▶ [TASK INSTRUCTIONS]:
Do any lines in the data below contain "true"? If so, copy every one of them.

[Entries from a dataset of interfaces]

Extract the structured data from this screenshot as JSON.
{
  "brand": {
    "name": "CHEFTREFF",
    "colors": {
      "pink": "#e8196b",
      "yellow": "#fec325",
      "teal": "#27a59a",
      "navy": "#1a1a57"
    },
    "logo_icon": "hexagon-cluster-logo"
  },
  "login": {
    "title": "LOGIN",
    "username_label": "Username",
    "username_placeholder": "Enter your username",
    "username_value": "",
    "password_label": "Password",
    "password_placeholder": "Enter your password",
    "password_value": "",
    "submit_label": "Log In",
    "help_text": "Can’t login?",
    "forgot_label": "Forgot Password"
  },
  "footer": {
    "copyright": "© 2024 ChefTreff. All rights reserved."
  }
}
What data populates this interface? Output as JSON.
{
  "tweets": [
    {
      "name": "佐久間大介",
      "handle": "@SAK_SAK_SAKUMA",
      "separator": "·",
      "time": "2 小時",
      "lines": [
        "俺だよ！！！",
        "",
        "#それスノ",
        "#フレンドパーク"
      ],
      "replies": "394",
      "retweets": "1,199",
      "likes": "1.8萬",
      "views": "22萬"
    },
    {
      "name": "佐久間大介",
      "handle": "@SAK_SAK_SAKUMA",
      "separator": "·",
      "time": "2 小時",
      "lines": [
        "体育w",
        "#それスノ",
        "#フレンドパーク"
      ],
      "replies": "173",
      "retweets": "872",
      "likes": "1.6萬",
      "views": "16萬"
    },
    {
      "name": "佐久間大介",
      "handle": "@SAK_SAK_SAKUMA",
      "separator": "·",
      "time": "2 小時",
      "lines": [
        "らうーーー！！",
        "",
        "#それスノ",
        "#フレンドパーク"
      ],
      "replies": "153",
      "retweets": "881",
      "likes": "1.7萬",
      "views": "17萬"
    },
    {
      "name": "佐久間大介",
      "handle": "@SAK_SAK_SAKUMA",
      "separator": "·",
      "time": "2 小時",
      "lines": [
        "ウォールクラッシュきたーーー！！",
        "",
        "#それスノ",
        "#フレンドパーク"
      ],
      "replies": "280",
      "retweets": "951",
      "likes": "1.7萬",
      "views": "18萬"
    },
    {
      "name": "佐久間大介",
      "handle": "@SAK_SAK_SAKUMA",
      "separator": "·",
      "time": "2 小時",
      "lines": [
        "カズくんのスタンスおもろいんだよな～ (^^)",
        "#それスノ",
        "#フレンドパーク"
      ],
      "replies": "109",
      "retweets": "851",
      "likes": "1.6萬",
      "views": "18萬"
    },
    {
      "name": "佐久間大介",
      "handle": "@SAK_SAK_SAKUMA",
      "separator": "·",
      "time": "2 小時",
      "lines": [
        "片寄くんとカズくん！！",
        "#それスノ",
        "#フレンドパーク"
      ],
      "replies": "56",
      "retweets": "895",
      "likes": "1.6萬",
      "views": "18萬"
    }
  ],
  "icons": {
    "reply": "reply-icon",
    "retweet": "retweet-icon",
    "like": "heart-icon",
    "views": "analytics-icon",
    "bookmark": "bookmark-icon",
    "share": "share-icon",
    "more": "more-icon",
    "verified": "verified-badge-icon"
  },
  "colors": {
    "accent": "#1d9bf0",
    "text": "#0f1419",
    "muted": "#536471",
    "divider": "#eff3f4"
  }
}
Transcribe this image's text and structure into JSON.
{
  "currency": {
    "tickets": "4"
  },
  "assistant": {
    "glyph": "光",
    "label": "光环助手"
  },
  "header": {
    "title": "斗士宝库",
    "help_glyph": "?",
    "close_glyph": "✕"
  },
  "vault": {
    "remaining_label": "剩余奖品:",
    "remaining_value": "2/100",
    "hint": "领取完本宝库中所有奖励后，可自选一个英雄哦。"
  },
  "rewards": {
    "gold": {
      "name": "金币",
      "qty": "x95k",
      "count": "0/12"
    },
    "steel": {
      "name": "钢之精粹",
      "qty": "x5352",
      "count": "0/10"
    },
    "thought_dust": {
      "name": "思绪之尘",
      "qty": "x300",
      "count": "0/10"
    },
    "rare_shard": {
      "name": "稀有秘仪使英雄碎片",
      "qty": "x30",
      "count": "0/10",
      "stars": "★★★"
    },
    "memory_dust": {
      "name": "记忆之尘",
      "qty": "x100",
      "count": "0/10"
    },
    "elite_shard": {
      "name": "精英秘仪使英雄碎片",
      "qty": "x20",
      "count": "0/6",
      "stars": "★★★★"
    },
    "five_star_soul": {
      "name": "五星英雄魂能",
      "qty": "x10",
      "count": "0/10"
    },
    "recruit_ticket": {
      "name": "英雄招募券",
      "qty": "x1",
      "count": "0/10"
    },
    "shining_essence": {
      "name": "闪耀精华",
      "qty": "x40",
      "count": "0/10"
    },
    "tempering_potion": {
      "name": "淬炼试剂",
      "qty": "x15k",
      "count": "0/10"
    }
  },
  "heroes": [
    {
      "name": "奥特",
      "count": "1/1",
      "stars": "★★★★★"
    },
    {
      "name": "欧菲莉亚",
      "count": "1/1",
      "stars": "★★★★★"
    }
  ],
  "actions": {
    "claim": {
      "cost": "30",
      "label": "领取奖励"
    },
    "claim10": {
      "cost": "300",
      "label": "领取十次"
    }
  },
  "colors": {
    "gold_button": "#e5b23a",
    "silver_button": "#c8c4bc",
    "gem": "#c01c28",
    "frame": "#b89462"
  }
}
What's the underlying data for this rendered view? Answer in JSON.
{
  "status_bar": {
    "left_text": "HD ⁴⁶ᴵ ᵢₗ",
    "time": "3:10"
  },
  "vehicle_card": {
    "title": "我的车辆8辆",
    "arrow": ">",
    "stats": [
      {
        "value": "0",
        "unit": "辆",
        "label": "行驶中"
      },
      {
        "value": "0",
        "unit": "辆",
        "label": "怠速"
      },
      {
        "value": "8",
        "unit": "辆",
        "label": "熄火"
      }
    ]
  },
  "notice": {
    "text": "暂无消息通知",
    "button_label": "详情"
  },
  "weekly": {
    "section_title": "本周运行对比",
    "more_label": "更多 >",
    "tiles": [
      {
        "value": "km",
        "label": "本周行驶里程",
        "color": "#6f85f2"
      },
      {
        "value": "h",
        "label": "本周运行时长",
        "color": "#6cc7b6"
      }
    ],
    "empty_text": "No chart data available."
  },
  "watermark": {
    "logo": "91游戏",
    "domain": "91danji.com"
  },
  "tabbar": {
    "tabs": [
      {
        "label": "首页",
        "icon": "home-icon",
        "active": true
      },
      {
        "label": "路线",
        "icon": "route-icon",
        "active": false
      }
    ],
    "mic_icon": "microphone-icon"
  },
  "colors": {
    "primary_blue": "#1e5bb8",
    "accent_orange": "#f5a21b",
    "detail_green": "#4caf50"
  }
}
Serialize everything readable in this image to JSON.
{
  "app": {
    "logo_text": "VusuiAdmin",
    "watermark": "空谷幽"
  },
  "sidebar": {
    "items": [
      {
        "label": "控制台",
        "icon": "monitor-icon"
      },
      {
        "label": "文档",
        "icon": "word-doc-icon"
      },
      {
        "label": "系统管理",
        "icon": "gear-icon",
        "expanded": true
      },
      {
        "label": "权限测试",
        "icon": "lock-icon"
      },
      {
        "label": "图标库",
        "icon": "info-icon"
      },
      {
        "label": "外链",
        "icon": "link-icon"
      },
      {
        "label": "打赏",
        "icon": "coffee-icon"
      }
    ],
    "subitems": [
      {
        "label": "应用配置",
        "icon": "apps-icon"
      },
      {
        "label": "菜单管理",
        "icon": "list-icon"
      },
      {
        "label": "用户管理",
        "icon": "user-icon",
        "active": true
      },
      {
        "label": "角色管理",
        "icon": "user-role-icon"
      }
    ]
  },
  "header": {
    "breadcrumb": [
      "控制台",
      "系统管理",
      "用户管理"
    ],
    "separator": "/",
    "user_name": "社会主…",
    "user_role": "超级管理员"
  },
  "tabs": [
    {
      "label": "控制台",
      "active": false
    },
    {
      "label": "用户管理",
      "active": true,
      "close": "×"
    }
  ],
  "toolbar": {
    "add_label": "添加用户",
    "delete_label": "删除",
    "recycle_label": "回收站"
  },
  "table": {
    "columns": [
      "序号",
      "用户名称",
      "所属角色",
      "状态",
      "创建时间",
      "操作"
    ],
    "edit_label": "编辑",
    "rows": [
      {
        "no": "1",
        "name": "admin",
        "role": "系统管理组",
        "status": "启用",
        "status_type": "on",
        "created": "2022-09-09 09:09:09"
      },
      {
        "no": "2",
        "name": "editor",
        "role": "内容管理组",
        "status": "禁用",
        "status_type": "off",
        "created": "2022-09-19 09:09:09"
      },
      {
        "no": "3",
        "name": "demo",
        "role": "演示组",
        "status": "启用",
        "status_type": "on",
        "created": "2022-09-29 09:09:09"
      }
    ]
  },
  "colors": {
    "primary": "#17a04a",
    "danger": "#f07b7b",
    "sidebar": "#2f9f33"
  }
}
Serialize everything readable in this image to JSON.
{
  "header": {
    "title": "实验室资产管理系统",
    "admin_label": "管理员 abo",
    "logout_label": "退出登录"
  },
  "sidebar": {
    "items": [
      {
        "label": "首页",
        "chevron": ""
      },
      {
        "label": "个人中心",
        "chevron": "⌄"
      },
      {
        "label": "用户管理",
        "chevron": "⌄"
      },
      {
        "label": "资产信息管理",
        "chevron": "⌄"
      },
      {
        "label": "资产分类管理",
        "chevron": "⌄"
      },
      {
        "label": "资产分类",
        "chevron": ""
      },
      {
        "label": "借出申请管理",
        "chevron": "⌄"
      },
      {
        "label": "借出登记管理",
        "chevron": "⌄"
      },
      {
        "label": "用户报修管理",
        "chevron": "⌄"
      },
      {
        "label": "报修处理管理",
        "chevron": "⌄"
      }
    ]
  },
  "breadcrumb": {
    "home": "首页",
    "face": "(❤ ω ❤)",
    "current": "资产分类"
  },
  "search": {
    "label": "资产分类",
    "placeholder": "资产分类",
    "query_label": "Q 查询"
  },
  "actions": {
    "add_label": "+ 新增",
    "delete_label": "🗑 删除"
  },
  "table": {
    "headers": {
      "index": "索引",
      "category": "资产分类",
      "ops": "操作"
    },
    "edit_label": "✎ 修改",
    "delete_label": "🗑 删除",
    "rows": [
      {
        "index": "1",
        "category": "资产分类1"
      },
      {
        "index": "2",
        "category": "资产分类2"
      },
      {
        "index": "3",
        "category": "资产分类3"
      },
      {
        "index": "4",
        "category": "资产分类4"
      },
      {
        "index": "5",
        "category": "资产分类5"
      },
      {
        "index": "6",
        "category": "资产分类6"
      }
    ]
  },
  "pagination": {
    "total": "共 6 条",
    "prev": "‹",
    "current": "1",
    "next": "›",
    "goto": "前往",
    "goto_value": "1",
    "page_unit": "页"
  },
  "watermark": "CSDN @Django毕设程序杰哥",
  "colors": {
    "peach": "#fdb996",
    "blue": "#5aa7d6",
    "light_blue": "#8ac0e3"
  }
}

▶ [COMPLETED TASK]:
        "active": true
        "expanded": true
        "active": true
      "active": true,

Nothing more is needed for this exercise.